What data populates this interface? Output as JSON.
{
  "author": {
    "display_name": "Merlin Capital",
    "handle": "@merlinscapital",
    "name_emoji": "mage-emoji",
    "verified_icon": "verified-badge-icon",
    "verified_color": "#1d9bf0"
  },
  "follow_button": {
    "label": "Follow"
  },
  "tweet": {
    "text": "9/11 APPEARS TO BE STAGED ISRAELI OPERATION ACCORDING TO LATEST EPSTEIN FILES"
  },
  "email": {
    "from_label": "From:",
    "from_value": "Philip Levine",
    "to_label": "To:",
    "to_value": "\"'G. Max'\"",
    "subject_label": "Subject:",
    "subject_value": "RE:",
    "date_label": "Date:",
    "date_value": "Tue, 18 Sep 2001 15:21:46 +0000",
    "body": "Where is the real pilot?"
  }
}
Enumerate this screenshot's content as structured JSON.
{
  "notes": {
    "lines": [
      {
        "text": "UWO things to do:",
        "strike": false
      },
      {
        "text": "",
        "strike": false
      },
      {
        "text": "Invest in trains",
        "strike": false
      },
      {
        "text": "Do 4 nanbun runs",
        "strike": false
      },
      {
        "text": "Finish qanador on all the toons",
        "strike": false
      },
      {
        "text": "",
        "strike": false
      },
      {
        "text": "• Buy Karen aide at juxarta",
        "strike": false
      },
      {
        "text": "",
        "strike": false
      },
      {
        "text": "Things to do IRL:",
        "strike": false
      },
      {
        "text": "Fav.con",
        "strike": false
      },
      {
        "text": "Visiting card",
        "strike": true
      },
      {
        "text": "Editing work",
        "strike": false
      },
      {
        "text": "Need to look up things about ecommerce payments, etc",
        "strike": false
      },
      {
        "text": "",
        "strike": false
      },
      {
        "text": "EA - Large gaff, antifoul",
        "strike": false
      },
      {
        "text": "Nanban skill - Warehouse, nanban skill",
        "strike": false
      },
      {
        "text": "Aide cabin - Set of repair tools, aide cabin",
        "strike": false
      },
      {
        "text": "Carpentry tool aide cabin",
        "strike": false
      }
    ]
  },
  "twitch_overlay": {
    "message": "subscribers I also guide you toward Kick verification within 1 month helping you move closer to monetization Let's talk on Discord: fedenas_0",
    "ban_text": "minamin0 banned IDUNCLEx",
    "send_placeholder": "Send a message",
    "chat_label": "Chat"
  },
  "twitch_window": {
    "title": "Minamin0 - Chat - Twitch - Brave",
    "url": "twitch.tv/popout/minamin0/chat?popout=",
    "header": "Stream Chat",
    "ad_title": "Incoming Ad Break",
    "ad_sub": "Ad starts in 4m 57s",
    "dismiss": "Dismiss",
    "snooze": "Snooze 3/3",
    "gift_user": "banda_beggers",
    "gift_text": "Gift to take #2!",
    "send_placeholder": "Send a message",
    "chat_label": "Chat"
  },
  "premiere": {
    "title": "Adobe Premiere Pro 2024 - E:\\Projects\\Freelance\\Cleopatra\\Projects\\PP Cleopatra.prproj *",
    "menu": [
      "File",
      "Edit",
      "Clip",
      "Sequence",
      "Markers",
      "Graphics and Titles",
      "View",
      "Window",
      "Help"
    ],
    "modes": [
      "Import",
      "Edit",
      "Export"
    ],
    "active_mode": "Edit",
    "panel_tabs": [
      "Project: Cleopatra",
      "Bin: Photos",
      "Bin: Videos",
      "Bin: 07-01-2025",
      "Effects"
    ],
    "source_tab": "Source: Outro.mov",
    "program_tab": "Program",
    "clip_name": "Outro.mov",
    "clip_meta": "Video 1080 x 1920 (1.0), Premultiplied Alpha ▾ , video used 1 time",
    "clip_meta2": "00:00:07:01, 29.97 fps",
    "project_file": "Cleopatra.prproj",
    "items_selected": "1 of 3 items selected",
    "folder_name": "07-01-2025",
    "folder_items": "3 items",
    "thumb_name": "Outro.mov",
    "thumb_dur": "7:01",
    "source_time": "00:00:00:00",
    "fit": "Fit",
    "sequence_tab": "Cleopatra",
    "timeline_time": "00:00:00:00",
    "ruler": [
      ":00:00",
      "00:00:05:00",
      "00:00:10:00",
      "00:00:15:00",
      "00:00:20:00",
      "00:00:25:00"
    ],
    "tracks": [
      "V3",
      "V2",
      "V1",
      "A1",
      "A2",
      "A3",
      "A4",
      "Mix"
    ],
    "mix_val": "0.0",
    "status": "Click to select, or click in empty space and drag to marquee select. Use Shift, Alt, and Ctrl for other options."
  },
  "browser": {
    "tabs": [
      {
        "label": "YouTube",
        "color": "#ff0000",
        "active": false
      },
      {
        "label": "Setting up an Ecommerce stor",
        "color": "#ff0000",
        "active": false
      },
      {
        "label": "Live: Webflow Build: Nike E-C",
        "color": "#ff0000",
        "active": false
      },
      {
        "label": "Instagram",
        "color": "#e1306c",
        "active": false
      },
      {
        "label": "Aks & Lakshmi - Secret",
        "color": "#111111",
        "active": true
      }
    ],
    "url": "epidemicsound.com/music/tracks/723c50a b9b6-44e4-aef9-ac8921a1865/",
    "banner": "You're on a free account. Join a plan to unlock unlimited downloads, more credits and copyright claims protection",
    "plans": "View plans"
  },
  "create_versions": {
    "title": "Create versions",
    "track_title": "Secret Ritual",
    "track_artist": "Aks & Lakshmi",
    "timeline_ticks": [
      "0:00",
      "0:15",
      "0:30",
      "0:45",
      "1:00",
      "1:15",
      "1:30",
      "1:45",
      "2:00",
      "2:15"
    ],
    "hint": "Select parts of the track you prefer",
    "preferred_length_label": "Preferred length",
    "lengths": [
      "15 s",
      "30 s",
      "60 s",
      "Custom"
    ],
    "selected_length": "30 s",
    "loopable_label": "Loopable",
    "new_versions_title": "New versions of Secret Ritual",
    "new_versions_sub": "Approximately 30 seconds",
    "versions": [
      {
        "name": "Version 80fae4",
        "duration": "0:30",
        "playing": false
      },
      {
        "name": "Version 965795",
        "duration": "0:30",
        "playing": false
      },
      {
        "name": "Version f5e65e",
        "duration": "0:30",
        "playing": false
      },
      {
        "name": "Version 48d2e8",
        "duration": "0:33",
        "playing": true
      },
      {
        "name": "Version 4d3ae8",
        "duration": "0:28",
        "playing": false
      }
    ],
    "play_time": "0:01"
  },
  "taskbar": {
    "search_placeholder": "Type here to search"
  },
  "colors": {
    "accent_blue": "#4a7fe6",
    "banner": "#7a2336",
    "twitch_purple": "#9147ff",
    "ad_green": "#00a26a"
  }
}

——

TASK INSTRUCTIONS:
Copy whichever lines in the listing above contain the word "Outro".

THE ANSWER:
    "source_tab": "Source: Outro.mov",
    "clip_name": "Outro.mov",
    "thumb_name": "Outro.mov",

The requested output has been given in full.